If the proposed ancillary right is extended to academic publications, researchers, students and other users of scientific and scholarly journal articles could be forced to ask permission or pay fees to the publisher for including short quotations from a research paper in other scientific publications, according to an open letter from Science Europe.

But even if this latest amendment is not adopted, the wider plan could still make it much harder for everyone, including researchers, to include quotations from news articles in their work, the organisation fears. For example, students might have to buy a licence for every newspaper quote they use in a thesis. Links to news and the use of titles, headlines and fragments of information could now become subject to licensing. Terms could make the last two decades of news less accessible to researchers and the public, leading to a distortion of the public’s knowledge and memory of past events.

openmedia.org is campaigning against the link tax and notes:

open media logo Next week, MEPs on the European Parliament’s powerful Civil Liberties committee will vote on whether to approve the Link Tax and mass content filtering. With your help we’ve been relentlessly fighting to put a stop to this disastrous duo of copyright policy, and this is what all that pressure and hard work comes down to.

Let’s be clear: these proposals are abusing copyright to censor the Internet. Backed by powerful publishing lobbyists and unelected European Commissioners, they include sweeping powers for media giants to charge fees for links, and requirements that websites build censorship machines to monitor and block your content. But with the help of tens of thousands of EU citizens, we’ve made clear to the European Parliament just how dangerous and unpopular these censorship proposals really are.

See  article from boingboing.net . Boing Boing are also somewhat unipressed by the crap law being generated by the EU.:

boing boing logo The European Commission has a well-deserved reputation for bizarre, destructive, ill-informed copyright plans for the internet , and the latest one is no exception: mandatory copyright filters for any site that allows the public to post material, which will algorithmically determine which words, pictures and videos are lawful to post, untouched by human hands.

These filters already exist, for example in the form of Youtube’s notoriously hamfisted Content ID system, which demonstrates just how bad robots are at figuring out copyright law.

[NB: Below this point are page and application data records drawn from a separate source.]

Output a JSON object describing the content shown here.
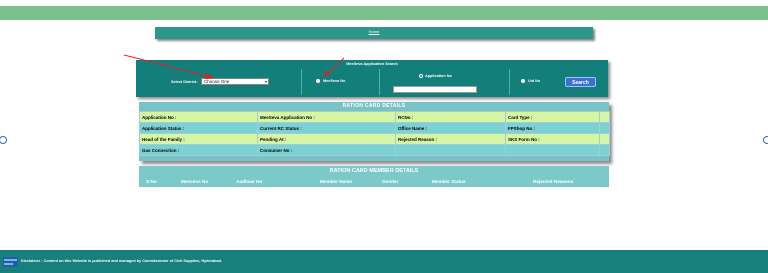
{
  "header": {
    "home_link": "Home"
  },
  "search_panel": {
    "title": "MeeSeva Application Search",
    "district_label": "Select District:",
    "district_select": "Choose One",
    "radio_meeseva": "MeeSeva No",
    "radio_application": "Application No",
    "radio_uid": "Uid No",
    "search_button": "Search",
    "selected_option": "Application No"
  },
  "rc_details": {
    "title": "RATION CARD DETAILS",
    "rows": [
      [
        "Application No :",
        "MeeSeva Application No :",
        "RCNo :",
        "Card Type :"
      ],
      [
        "Application Status :",
        "Current RC Status :",
        "Office Name :",
        "FPShop No :"
      ],
      [
        "Head of the Family :",
        "Pending At :",
        "Rejected Reason :",
        "SKS Form No :"
      ],
      [
        "Gas Connection :",
        "Consumer No :",
        "",
        ""
      ]
    ]
  },
  "member_details": {
    "title": "RATION CARD MEMBER DETAILS",
    "columns": [
      "S No",
      "Meeseva No",
      "Aadhaar No",
      "Member Name",
      "Gender",
      "Member Status",
      "Rejected Reasons"
    ]
  },
  "footer": {
    "text": "Disclaimer : Content on this Website is published and managed by Commissioner of Civil Supplies, Hyderabad."
  },
  "colors": {
    "topbar": "#79c08c",
    "panel": "#127f7a",
    "row_odd": "#d6f5a5",
    "row_even": "#7bd1d4",
    "footer": "#17807d",
    "search_button": "#3d6fd0"
  }
}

But even if we could make filters that were 99% accurate, this would still be a catastrophe on a scale never seen in censorship’s long and dishonorable history: when you’re talking about hundreds of billions of tweets, Facebook updates, videos, pictures, posts and uploads, a 1% false-positive rate would amount to the daily suppression of the entire Library of Alexandria, or all the TV ever broadcast up until, say, 1980.